_Information supplied_

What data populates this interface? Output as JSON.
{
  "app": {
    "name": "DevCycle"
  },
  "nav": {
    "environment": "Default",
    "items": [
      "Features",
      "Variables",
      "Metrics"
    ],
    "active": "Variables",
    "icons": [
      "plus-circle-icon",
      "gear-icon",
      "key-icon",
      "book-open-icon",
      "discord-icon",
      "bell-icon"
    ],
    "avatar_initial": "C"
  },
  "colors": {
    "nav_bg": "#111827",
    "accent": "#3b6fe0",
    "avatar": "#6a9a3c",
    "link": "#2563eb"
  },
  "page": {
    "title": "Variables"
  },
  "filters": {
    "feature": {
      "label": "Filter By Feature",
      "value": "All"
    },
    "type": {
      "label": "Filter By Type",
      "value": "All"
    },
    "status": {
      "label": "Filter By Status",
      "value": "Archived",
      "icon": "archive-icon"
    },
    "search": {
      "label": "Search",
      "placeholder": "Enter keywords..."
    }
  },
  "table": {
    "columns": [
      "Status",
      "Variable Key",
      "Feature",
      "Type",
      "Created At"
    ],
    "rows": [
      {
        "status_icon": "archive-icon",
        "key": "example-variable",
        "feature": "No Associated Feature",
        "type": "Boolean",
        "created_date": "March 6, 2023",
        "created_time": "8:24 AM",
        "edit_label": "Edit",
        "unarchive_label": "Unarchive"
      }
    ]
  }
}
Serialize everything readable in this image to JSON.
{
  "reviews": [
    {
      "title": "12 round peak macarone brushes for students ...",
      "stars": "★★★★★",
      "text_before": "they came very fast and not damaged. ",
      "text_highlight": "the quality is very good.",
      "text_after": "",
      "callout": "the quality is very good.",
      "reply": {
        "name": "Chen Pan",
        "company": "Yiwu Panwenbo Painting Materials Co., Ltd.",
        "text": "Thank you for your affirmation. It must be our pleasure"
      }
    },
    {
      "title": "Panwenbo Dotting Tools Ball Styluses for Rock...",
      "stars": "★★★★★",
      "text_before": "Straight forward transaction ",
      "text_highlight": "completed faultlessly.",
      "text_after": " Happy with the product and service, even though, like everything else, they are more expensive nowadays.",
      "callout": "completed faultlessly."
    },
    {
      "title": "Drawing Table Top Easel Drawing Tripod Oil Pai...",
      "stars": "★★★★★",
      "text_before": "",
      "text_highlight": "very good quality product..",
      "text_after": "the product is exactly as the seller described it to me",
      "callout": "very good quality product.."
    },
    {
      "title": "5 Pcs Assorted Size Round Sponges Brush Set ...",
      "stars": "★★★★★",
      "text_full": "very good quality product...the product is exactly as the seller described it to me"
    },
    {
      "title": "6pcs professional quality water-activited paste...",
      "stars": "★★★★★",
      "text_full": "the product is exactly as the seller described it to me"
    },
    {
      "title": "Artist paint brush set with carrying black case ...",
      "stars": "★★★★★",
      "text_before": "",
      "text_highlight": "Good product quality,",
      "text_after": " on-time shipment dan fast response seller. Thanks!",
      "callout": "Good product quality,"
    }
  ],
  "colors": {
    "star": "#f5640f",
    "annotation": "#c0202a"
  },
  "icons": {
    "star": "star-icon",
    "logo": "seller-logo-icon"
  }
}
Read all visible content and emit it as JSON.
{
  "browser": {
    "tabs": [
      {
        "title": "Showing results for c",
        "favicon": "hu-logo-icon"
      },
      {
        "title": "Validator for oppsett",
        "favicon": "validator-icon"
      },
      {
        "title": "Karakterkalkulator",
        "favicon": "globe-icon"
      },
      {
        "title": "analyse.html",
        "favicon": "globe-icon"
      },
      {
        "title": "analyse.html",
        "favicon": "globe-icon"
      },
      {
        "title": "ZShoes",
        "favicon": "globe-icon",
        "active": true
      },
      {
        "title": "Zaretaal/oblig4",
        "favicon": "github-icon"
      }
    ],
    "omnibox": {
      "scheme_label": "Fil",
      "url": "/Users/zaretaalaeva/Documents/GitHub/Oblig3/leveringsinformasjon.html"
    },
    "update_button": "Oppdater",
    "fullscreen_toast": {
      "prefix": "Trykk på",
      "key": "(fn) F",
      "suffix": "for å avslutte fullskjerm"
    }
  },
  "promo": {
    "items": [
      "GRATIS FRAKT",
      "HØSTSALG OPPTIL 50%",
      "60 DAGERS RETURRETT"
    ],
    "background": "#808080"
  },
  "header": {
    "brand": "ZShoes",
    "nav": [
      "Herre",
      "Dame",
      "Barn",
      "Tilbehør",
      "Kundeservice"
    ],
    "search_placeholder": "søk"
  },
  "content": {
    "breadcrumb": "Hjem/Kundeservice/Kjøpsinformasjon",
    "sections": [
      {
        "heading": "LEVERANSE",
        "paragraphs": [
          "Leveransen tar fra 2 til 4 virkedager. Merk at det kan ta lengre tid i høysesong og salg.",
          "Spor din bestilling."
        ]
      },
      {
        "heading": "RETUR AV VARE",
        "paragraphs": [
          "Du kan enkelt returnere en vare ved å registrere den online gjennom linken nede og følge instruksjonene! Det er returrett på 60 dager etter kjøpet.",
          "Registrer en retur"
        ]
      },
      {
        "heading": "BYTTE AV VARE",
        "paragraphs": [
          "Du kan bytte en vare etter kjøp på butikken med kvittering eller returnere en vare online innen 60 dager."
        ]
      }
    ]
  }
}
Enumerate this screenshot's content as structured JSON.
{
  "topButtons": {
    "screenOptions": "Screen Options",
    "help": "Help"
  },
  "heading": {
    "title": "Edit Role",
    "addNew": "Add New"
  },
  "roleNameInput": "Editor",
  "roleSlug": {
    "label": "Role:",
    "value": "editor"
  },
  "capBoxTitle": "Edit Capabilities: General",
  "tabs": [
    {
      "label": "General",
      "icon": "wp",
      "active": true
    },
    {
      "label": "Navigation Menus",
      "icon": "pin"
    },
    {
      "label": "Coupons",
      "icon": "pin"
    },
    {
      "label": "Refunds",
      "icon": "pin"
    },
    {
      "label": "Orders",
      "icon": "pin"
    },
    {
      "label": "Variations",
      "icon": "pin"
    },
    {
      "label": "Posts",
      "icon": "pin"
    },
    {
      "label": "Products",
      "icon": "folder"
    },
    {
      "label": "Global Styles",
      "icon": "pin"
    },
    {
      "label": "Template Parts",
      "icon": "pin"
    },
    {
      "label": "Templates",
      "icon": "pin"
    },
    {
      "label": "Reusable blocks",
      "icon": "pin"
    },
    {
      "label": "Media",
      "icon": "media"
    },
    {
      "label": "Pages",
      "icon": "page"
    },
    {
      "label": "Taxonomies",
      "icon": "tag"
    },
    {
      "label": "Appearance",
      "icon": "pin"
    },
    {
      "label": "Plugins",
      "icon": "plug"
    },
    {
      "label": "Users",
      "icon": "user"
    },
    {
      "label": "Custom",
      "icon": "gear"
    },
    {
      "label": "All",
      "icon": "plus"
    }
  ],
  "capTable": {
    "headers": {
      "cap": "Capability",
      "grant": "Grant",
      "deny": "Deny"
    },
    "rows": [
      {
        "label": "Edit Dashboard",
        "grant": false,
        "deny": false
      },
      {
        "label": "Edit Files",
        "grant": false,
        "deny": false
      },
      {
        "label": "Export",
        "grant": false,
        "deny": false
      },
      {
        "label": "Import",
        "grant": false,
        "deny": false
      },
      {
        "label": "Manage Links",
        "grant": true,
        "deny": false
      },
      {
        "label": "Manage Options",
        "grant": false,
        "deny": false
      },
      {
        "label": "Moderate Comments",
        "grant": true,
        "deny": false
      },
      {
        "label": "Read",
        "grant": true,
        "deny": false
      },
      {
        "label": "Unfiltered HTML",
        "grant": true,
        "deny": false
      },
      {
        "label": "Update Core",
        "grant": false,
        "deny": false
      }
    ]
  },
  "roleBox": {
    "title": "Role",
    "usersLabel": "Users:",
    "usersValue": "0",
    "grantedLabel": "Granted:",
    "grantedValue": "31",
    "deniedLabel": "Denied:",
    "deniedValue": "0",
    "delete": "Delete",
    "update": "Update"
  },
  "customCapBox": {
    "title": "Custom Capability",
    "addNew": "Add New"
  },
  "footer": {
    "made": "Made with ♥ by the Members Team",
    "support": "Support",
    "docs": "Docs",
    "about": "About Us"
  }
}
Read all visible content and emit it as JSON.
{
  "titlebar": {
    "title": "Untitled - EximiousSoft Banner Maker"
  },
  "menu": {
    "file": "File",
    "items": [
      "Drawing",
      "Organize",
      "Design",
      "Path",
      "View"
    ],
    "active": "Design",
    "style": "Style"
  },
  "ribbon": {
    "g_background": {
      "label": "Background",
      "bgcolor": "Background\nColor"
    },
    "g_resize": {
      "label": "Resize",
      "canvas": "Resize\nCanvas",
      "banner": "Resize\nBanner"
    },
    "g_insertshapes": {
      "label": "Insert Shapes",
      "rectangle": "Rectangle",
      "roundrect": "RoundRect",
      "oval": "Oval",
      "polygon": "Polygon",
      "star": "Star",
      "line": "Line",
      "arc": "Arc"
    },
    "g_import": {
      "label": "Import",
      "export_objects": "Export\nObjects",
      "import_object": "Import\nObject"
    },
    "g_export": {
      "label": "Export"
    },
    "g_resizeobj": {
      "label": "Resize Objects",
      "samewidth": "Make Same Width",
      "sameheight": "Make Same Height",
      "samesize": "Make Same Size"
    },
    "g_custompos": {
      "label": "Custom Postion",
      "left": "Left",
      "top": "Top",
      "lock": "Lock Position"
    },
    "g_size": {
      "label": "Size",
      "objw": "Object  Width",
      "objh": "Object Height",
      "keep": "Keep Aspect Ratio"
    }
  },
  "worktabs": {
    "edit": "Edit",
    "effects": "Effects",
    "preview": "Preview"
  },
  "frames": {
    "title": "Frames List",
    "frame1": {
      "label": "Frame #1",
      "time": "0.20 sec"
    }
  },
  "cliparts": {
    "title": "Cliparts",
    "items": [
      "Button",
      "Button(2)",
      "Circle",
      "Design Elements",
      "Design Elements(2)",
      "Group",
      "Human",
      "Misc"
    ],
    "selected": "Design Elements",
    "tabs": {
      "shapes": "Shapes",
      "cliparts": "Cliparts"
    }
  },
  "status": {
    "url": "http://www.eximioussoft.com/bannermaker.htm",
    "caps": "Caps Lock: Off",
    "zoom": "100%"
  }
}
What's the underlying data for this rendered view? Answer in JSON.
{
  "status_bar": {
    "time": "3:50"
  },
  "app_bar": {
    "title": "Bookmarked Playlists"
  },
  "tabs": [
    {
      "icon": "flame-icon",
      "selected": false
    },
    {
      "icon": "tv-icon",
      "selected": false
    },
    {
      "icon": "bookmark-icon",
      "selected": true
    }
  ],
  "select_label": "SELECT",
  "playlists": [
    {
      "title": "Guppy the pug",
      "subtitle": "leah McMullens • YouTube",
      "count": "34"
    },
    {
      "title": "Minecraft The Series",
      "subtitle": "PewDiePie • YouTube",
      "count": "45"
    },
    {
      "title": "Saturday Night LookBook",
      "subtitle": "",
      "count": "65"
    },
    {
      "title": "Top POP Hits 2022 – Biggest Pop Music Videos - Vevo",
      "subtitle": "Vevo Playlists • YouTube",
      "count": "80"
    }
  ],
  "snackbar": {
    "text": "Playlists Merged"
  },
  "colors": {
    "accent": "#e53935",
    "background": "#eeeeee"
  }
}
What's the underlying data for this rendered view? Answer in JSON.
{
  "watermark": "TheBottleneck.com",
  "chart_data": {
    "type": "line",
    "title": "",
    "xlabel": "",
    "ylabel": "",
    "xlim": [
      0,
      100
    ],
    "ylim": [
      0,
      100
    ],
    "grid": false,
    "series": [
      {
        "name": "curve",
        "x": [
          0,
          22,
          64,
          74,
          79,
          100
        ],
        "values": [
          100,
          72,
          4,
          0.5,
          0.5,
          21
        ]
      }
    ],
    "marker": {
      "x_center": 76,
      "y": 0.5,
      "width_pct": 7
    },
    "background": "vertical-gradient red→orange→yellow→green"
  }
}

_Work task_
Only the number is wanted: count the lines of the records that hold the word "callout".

_Finished task_
4